» What you need to do
If a record holds a picture, omit the picture, but copy everything else below exactly.
=== Section Start ===
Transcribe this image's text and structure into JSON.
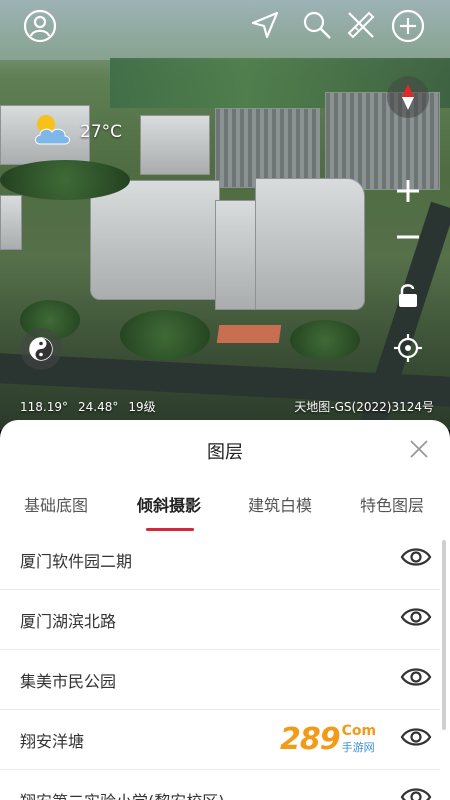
{
  "weather": {
    "temperature": "27°C",
    "icon": "partly-cloudy-icon"
  },
  "map": {
    "latitude_longitude": [
      "118.19°",
      "24.48°"
    ],
    "zoom_level": "19级",
    "attribution": "天地图-GS(2022)3124号"
  },
  "toolbar": {
    "icons": [
      "user-icon",
      "navigate-icon",
      "search-icon",
      "measure-tools-icon",
      "add-icon"
    ]
  },
  "map_controls": {
    "icons": [
      "compass-icon",
      "zoom-in-icon",
      "zoom-out-icon",
      "lock-icon",
      "locate-icon",
      "yin-yang-icon"
    ]
  },
  "layer_panel": {
    "title": "图层",
    "tabs": [
      "基础底图",
      "倾斜摄影",
      "建筑白模",
      "特色图层"
    ],
    "active_tab_index": 1,
    "items": [
      "厦门软件园二期",
      "厦门湖滨北路",
      "集美市民公园",
      "翔安洋塘",
      "翔安第二实验小学(黎安校区)"
    ]
  },
  "watermark": {
    "main": "289",
    "suffix": "Com",
    "sub": "手游网"
  },
  "colors": {
    "accent": "#d6263a",
    "panel_bg": "#ffffff"
  }
}
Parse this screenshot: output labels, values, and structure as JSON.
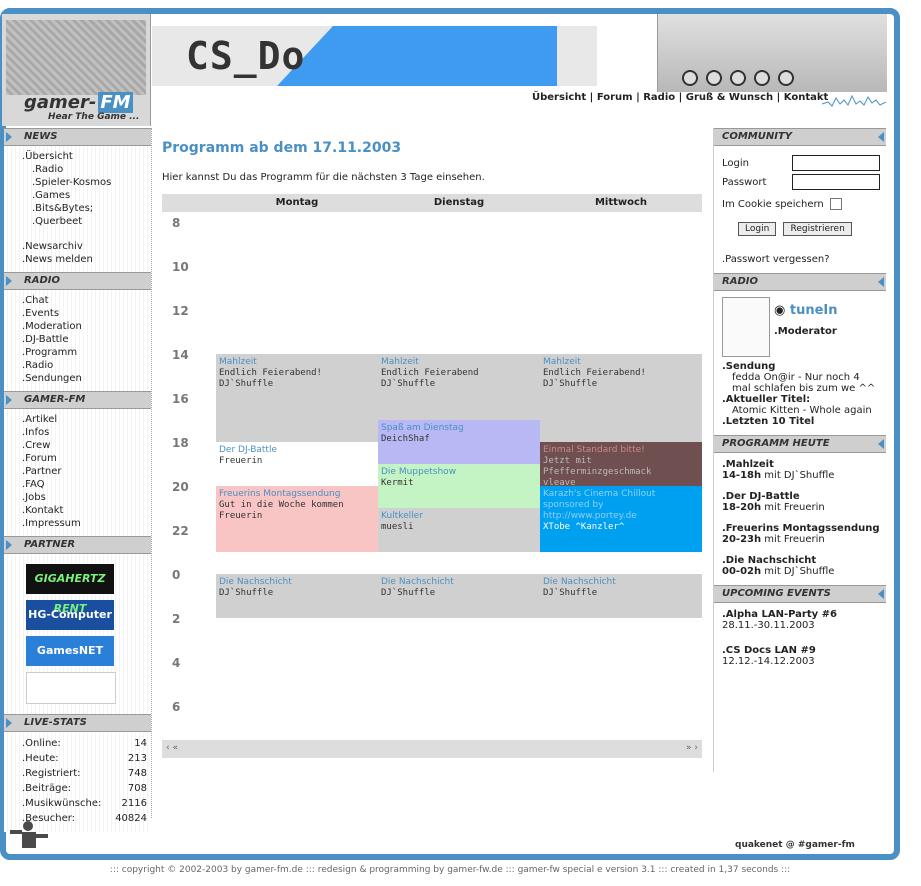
{
  "header": {
    "logo_main": "gamer",
    "logo_fm": "FM",
    "logo_tagline": "Hear The Game ...",
    "banner_text": "CS_Do",
    "nav": [
      "Übersicht",
      "Forum",
      "Radio",
      "Gruß & Wunsch",
      "Kontakt"
    ]
  },
  "left": {
    "news": {
      "title": "NEWS",
      "items": [
        ".Übersicht"
      ],
      "sub": [
        ".Radio",
        ".Spieler-Kosmos",
        ".Games",
        ".Bits&Bytes;",
        ".Querbeet"
      ],
      "extra": [
        ".Newsarchiv",
        ".News melden"
      ]
    },
    "radio": {
      "title": "RADIO",
      "items": [
        ".Chat",
        ".Events",
        ".Moderation",
        ".DJ-Battle",
        ".Programm",
        ".Radio",
        ".Sendungen"
      ]
    },
    "gamerfm": {
      "title": "GAMER-FM",
      "items": [
        ".Artikel",
        ".Infos",
        ".Crew",
        ".Forum",
        ".Partner",
        ".FAQ",
        ".Jobs",
        ".Kontakt",
        ".Impressum"
      ]
    },
    "partner": {
      "title": "PARTNER",
      "logos": [
        "GIGAHERTZ RENT",
        "HG-Computer",
        "GamesNET"
      ]
    },
    "stats": {
      "title": "LIVE-STATS",
      "rows": [
        {
          "label": ".Online:",
          "value": "14"
        },
        {
          "label": ".Heute:",
          "value": "213"
        },
        {
          "label": ".Registriert:",
          "value": "748"
        },
        {
          "label": ".Beiträge:",
          "value": "708"
        },
        {
          "label": ".Musikwünsche:",
          "value": "2116"
        },
        {
          "label": ".Besucher:",
          "value": "40824"
        }
      ]
    }
  },
  "main": {
    "title": "Programm ab dem 17.11.2003",
    "intro": "Hier kannst Du das Programm für die nächsten 3 Tage einsehen.",
    "days": [
      "Montag",
      "Dienstag",
      "Mittwoch"
    ],
    "hours": [
      "8",
      "10",
      "12",
      "14",
      "16",
      "18",
      "20",
      "22",
      "0",
      "2",
      "4",
      "6"
    ],
    "slots": [
      {
        "title": "Mahlzeit",
        "desc": "Endlich Feierabend!\nDJ`Shuffle",
        "day": 0,
        "start": 14,
        "end": 18,
        "color": "#d0d0d0"
      },
      {
        "title": "Mahlzeit",
        "desc": "Endlich Feierabend\nDJ`Shuffle",
        "day": 1,
        "start": 14,
        "end": 17,
        "color": "#d0d0d0"
      },
      {
        "title": "Mahlzeit",
        "desc": "Endlich Feierabend!\nDJ`Shuffle",
        "day": 2,
        "start": 14,
        "end": 18,
        "color": "#d0d0d0"
      },
      {
        "title": "Der DJ-Battle",
        "desc": "Freuerin",
        "day": 0,
        "start": 18,
        "end": 20,
        "color": "#ffffff"
      },
      {
        "title": "Spaß am Dienstag",
        "desc": "DeichShaf",
        "day": 1,
        "start": 17,
        "end": 19,
        "color": "#b8b8f4"
      },
      {
        "title": "Einmal Standard bitte!",
        "desc": "Jetzt mit Pfefferminzgeschmack\nvleave",
        "day": 2,
        "start": 18,
        "end": 20,
        "color": "#6f4f4f"
      },
      {
        "title": "Die Muppetshow",
        "desc": "Kermit",
        "day": 1,
        "start": 19,
        "end": 21,
        "color": "#c4f4c4"
      },
      {
        "title": "Freuerins Montagssendung",
        "desc": "Gut in die Woche kommen\nFreuerin",
        "day": 0,
        "start": 20,
        "end": 23,
        "color": "#f8c4c4"
      },
      {
        "title": "Kultkeller",
        "desc": "muesli",
        "day": 1,
        "start": 21,
        "end": 23,
        "color": "#d0d0d0"
      },
      {
        "title": "Karazh's Cinema Chillout sponsored by http://www.portey.de",
        "desc": "XTobe ^Kanzler^",
        "day": 2,
        "start": 20,
        "end": 23,
        "color": "#00a0f0"
      },
      {
        "title": "Die Nachschicht",
        "desc": "DJ`Shuffle",
        "day": 0,
        "start": 24,
        "end": 26,
        "color": "#d0d0d0"
      },
      {
        "title": "Die Nachschicht",
        "desc": "DJ`Shuffle",
        "day": 1,
        "start": 24,
        "end": 26,
        "color": "#d0d0d0"
      },
      {
        "title": "Die Nachschicht",
        "desc": "DJ`Shuffle",
        "day": 2,
        "start": 24,
        "end": 26,
        "color": "#d0d0d0"
      }
    ],
    "scroll_left": "‹ «",
    "scroll_right": "» ›"
  },
  "right": {
    "community": {
      "title": "COMMUNITY",
      "login_label": "Login",
      "password_label": "Passwort",
      "cookie_label": "Im Cookie speichern",
      "login_button": "Login",
      "register_button": "Registrieren",
      "forgot": ".Passwort vergessen?"
    },
    "radio": {
      "title": "RADIO",
      "tunein": "tuneIn",
      "moderator": ".Moderator",
      "sendung_label": ".Sendung",
      "sendung_text": "fedda On@ir - Nur noch 4 mal schlafen bis zum we ^^",
      "titel_label": ".Aktueller Titel:",
      "titel_text": "Atomic Kitten - Whole again",
      "last10": ".Letzten 10 Titel"
    },
    "today": {
      "title": "PROGRAMM HEUTE",
      "items": [
        {
          "name": ".Mahlzeit",
          "time": "14-18h",
          "by": "mit DJ`Shuffle"
        },
        {
          "name": ".Der DJ-Battle",
          "time": "18-20h",
          "by": "mit Freuerin"
        },
        {
          "name": ".Freuerins Montagssendung",
          "time": "20-23h",
          "by": "mit Freuerin"
        },
        {
          "name": ".Die Nachschicht",
          "time": "00-02h",
          "by": "mit DJ`Shuffle"
        }
      ]
    },
    "events": {
      "title": "UPCOMING EVENTS",
      "items": [
        {
          "name": ".Alpha LAN-Party #6",
          "date": "28.11.-30.11.2003"
        },
        {
          "name": ".CS Docs LAN #9",
          "date": "12.12.-14.12.2003"
        }
      ]
    }
  },
  "footer": {
    "user": "quakenet @ #gamer-fm",
    "copyright": "::: copyright © 2002-2003 by gamer-fm.de ::: redesign & programming by gamer-fw.de ::: gamer-fw special e version 3.1 ::: created in 1,37 seconds :::"
  },
  "colors": {
    "accent": "#4a90c4",
    "frame": "#4a90c4",
    "section": "#cfcfcf"
  }
}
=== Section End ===
» Solution for this problem
Transcribe this image's text and structure into JSON.
{
  "weather": {
    "temperature": "27°C",
    "icon": "partly-cloudy-icon"
  },
  "map": {
    "latitude_longitude": [
      "118.19°",
      "24.48°"
    ],
    "zoom_level": "19级",
    "attribution": "天地图-GS(2022)3124号"
  },
  "toolbar": {
    "icons": [
      "user-icon",
      "navigate-icon",
      "search-icon",
      "measure-tools-icon",
      "add-icon"
    ]
  },
  "map_controls": {
    "icons": [
      "compass-icon",
      "zoom-in-icon",
      "zoom-out-icon",
      "lock-icon",
      "locate-icon",
      "yin-yang-icon"
    ]
  },
  "layer_panel": {
    "title": "图层",
    "tabs": [
      "基础底图",
      "倾斜摄影",
      "建筑白模",
      "特色图层"
    ],
    "active_tab_index": 1,
    "items": [
      "厦门软件园二期",
      "厦门湖滨北路",
      "集美市民公园",
      "翔安洋塘",
      "翔安第二实验小学(黎安校区)"
    ]
  },
  "watermark": {
    "main": "289",
    "suffix": "Com",
    "sub": "手游网"
  },
  "colors": {
    "accent": "#d6263a",
    "panel_bg": "#ffffff"
  }
}
Parse this screenshot: output labels, values, and structure as JSON.
{
  "header": {
    "logo_main": "gamer",
    "logo_fm": "FM",
    "logo_tagline": "Hear The Game ...",
    "banner_text": "CS_Do",
    "nav": [
      "Übersicht",
      "Forum",
      "Radio",
      "Gruß & Wunsch",
      "Kontakt"
    ]
  },
  "left": {
    "news": {
      "title": "NEWS",
      "items": [
        ".Übersicht"
      ],
      "sub": [
        ".Radio",
        ".Spieler-Kosmos",
        ".Games",
        ".Bits&Bytes;",
        ".Querbeet"
      ],
      "extra": [
        ".Newsarchiv",
        ".News melden"
      ]
    },
    "radio": {
      "title": "RADIO",
      "items": [
        ".Chat",
        ".Events",
        ".Moderation",
        ".DJ-Battle",
        ".Programm",
        ".Radio",
        ".Sendungen"
      ]
    },
    "gamerfm": {
      "title": "GAMER-FM",
      "items": [
        ".Artikel",
        ".Infos",
        ".Crew",
        ".Forum",
        ".Partner",
        ".FAQ",
        ".Jobs",
        ".Kontakt",
        ".Impressum"
      ]
    },
    "partner": {
      "title": "PARTNER",
      "logos": [
        "GIGAHERTZ RENT",
        "HG-Computer",
        "GamesNET"
      ]
    },
    "stats": {
      "title": "LIVE-STATS",
      "rows": [
        {
          "label": ".Online:",
          "value": "14"
        },
        {
          "label": ".Heute:",
          "value": "213"
        },
        {
          "label": ".Registriert:",
          "value": "748"
        },
        {
          "label": ".Beiträge:",
          "value": "708"
        },
        {
          "label": ".Musikwünsche:",
          "value": "2116"
        },
        {
          "label": ".Besucher:",
          "value": "40824"
        }
      ]
    }
  },
  "main": {
    "title": "Programm ab dem 17.11.2003",
    "intro": "Hier kannst Du das Programm für die nächsten 3 Tage einsehen.",
    "days": [
      "Montag",
      "Dienstag",
      "Mittwoch"
    ],
    "hours": [
      "8",
      "10",
      "12",
      "14",
      "16",
      "18",
      "20",
      "22",
      "0",
      "2",
      "4",
      "6"
    ],
    "slots": [
      {
        "title": "Mahlzeit",
        "desc": "Endlich Feierabend!\nDJ`Shuffle",
        "day": 0,
        "start": 14,
        "end": 18,
        "color": "#d0d0d0"
      },
      {
        "title": "Mahlzeit",
        "desc": "Endlich Feierabend\nDJ`Shuffle",
        "day": 1,
        "start": 14,
        "end": 17,
        "color": "#d0d0d0"
      },
      {
        "title": "Mahlzeit",
        "desc": "Endlich Feierabend!\nDJ`Shuffle",
        "day": 2,
        "start": 14,
        "end": 18,
        "color": "#d0d0d0"
      },
      {
        "title": "Der DJ-Battle",
        "desc": "Freuerin",
        "day": 0,
        "start": 18,
        "end": 20,
        "color": "#ffffff"
      },
      {
        "title": "Spaß am Dienstag",
        "desc": "DeichShaf",
        "day": 1,
        "start": 17,
        "end": 19,
        "color": "#b8b8f4"
      },
      {
        "title": "Einmal Standard bitte!",
        "desc": "Jetzt mit Pfefferminzgeschmack\nvleave",
        "day": 2,
        "start": 18,
        "end": 20,
        "color": "#6f4f4f"
      },
      {
        "title": "Die Muppetshow",
        "desc": "Kermit",
        "day": 1,
        "start": 19,
        "end": 21,
        "color": "#c4f4c4"
      },
      {
        "title": "Freuerins Montagssendung",
        "desc": "Gut in die Woche kommen\nFreuerin",
        "day": 0,
        "start": 20,
        "end": 23,
        "color": "#f8c4c4"
      },
      {
        "title": "Kultkeller",
        "desc": "muesli",
        "day": 1,
        "start": 21,
        "end": 23,
        "color": "#d0d0d0"
      },
      {
        "title": "Karazh's Cinema Chillout sponsored by http://www.portey.de",
        "desc": "XTobe ^Kanzler^",
        "day": 2,
        "start": 20,
        "end": 23,
        "color": "#00a0f0"
      },
      {
        "title": "Die Nachschicht",
        "desc": "DJ`Shuffle",
        "day": 0,
        "start": 24,
        "end": 26,
        "color": "#d0d0d0"
      },
      {
        "title": "Die Nachschicht",
        "desc": "DJ`Shuffle",
        "day": 1,
        "start": 24,
        "end": 26,
        "color": "#d0d0d0"
      },
      {
        "title": "Die Nachschicht",
        "desc": "DJ`Shuffle",
        "day": 2,
        "start": 24,
        "end": 26,
        "color": "#d0d0d0"
      }
    ],
    "scroll_left": "‹ «",
    "scroll_right": "» ›"
  },
  "right": {
    "community": {
      "title": "COMMUNITY",
      "login_label": "Login",
      "password_label": "Passwort",
      "cookie_label": "Im Cookie speichern",
      "login_button": "Login",
      "register_button": "Registrieren",
      "forgot": ".Passwort vergessen?"
    },
    "radio": {
      "title": "RADIO",
      "tunein": "tuneIn",
      "moderator": ".Moderator",
      "sendung_label": ".Sendung",
      "sendung_text": "fedda On@ir - Nur noch 4 mal schlafen bis zum we ^^",
      "titel_label": ".Aktueller Titel:",
      "titel_text": "Atomic Kitten - Whole again",
      "last10": ".Letzten 10 Titel"
    },
    "today": {
      "title": "PROGRAMM HEUTE",
      "items": [
        {
          "name": ".Mahlzeit",
          "time": "14-18h",
          "by": "mit DJ`Shuffle"
        },
        {
          "name": ".Der DJ-Battle",
          "time": "18-20h",
          "by": "mit Freuerin"
        },
        {
          "name": ".Freuerins Montagssendung",
          "time": "20-23h",
          "by": "mit Freuerin"
        },
        {
          "name": ".Die Nachschicht",
          "time": "00-02h",
          "by": "mit DJ`Shuffle"
        }
      ]
    },
    "events": {
      "title": "UPCOMING EVENTS",
      "items": [
        {
          "name": ".Alpha LAN-Party #6",
          "date": "28.11.-30.11.2003"
        },
        {
          "name": ".CS Docs LAN #9",
          "date": "12.12.-14.12.2003"
        }
      ]
    }
  },
  "footer": {
    "user": "quakenet @ #gamer-fm",
    "copyright": "::: copyright © 2002-2003 by gamer-fm.de ::: redesign & programming by gamer-fw.de ::: gamer-fw special e version 3.1 ::: created in 1,37 seconds :::"
  },
  "colors": {
    "accent": "#4a90c4",
    "frame": "#4a90c4",
    "section": "#cfcfcf"
  }
}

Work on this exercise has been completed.